The South Korean hand of the OKEX cryptocurrency exchange has stopped, at least for now, the delisting of two privacy coins due to regulatory pressure from the Financial Action Task Force (FATF).
According to a notification from the exchange on Thursday, the planned suspension of support for zcash (ZEC) and dash (DASH) has been revised.
OKEX first announced its intentions to remove five privacy coins - also including monero (XMR), horizen (ZEN) and super bitcoin (SBTC) - in September, citing FATF's controversial “travel rule” for crypto asset service providers, which sets out how national regulators must control the industry.
According to the travel rule, crypto exchanges should be able to collect and disseminate relevant information for monitoring transactions, such as the name and address of the sender and recipient of virtual currencies.

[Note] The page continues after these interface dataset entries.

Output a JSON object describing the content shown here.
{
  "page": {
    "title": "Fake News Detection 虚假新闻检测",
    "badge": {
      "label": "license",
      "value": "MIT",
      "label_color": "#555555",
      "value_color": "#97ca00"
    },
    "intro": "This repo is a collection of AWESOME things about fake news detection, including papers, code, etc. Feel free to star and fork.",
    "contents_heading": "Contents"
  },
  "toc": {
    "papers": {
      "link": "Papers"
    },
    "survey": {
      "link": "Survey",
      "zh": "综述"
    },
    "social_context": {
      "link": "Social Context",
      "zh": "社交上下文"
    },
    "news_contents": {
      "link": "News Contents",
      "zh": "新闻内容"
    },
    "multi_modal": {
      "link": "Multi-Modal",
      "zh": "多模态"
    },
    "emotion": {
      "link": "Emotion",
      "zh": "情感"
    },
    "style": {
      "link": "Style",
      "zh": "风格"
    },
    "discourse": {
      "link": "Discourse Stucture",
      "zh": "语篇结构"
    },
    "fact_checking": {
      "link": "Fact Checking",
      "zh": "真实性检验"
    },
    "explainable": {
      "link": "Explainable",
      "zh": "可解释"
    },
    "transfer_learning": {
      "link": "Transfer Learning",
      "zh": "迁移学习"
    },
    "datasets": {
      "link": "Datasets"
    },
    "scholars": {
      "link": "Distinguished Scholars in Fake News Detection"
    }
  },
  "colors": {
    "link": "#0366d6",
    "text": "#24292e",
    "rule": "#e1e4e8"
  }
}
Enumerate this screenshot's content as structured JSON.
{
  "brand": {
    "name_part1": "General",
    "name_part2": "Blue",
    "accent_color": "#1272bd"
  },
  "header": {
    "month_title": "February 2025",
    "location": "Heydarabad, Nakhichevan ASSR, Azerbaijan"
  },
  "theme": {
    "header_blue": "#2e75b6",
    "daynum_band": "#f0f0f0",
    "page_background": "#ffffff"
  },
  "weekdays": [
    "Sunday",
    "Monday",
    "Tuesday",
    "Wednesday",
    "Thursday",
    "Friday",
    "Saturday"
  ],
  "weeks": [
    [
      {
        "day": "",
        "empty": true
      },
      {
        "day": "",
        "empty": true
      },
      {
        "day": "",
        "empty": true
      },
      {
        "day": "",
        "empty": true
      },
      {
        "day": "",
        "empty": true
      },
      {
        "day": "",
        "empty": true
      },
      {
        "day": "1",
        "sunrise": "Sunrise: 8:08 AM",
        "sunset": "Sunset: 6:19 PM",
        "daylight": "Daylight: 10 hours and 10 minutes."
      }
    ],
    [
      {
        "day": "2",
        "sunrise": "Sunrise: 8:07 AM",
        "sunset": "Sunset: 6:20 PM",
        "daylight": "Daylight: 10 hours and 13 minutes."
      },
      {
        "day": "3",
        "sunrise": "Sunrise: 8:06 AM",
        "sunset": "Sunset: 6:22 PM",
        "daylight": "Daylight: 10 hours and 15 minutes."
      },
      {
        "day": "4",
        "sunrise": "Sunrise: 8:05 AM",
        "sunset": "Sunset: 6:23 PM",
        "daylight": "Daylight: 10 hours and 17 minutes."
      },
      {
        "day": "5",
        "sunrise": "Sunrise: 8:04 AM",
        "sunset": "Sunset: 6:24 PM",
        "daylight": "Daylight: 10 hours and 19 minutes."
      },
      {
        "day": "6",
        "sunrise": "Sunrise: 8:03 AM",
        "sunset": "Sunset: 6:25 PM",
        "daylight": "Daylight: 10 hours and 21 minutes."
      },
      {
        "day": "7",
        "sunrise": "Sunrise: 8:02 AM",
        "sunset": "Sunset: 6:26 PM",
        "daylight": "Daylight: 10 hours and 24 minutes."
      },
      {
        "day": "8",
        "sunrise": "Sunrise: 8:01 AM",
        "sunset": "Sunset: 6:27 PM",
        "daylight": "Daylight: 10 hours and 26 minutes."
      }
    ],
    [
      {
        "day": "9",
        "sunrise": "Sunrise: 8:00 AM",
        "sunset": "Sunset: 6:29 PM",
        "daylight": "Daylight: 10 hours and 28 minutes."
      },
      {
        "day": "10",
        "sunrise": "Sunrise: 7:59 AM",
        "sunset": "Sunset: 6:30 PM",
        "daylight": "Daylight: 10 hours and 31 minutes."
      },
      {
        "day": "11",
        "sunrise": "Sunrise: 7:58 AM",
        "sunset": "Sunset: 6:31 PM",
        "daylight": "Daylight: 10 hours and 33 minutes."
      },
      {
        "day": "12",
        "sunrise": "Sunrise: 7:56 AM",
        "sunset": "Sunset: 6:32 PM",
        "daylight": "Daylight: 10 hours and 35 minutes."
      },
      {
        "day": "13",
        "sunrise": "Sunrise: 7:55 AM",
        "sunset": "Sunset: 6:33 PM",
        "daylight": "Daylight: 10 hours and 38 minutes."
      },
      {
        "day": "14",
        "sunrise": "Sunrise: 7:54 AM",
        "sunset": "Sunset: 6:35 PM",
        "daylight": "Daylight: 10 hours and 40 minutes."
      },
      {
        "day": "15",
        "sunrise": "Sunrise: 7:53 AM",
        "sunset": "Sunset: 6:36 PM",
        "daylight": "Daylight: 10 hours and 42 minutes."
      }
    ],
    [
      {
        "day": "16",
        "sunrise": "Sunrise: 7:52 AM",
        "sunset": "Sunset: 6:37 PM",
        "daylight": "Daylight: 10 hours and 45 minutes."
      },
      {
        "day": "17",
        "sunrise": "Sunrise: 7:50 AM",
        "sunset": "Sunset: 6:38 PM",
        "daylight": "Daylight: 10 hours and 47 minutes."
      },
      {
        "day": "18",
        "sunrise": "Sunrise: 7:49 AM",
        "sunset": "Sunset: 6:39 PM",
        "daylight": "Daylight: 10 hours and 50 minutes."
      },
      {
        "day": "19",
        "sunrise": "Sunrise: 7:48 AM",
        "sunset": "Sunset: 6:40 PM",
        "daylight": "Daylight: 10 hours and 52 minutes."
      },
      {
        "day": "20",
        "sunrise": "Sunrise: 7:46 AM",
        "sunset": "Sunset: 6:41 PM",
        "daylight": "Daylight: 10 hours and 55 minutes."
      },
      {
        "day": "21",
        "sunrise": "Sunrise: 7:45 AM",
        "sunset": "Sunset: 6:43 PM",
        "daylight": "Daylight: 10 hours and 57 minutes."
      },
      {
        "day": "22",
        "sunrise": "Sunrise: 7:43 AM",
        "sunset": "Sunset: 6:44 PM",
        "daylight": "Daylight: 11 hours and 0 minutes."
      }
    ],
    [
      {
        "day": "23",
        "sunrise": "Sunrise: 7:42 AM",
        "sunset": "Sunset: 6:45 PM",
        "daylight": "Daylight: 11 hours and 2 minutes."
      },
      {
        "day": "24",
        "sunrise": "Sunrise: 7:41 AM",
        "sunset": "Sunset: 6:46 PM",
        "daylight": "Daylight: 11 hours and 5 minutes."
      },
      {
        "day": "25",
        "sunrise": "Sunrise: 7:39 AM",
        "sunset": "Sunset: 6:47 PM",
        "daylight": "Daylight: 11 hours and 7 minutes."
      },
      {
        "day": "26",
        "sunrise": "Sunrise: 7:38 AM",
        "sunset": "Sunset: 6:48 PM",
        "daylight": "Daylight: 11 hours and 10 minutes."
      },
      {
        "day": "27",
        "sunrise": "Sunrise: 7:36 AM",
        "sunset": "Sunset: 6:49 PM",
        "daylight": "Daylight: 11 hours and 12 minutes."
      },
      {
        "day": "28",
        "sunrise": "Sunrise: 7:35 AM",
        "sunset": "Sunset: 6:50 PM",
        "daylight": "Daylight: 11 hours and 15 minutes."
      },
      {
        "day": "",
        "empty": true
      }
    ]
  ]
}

Monero, horizen and super bitcoin are still on the exchange list to date, October. 10, said OKEx. The final decision on support for zcash and dash will be announced after compliance verification.
Speaking to CoinDesk via email, Josh Swihart, vice president of marketing and business development at Electric Coin Company, a co-developer of zcash, said his firm has been working with OKEx since the September announcement.
“Zcash is fully compatible with all FATF recommendations, including travel policies. We work with OKEx and other companies in South Korea and are pleased to hear that OKEx has decided to spend additional time on further evaluating Zcash support based on new compliance information.”
Since the announcement of the FATF, pressure has been growing on exchanges to abandon the support of privacy coins.
It is noteworthy that Coinbase dropped zcash from its British stock exchange in early August. A source told CoinDesk that this move was related to the formation of a new banking relationship with ClearBank after Barclays withdrew its services from the company.
The South Korean exchange Bithumb has also recently lowered its zcash.
According to Svihart, Electric Coin is actively lobbying regulators and legislators over its cryptocurrency.
An open regulatory and compliance summary published in September stated:
“Zcash was designed to protect consumers' financial privacy while maintaining compatibility with global AML / CFT standards, including the FATF recommendations that were adopted in June 2019. It is important to note that the confidentiality provided by Zcash does not prevent regulated organizations from fulfilling their regulatory obligations.”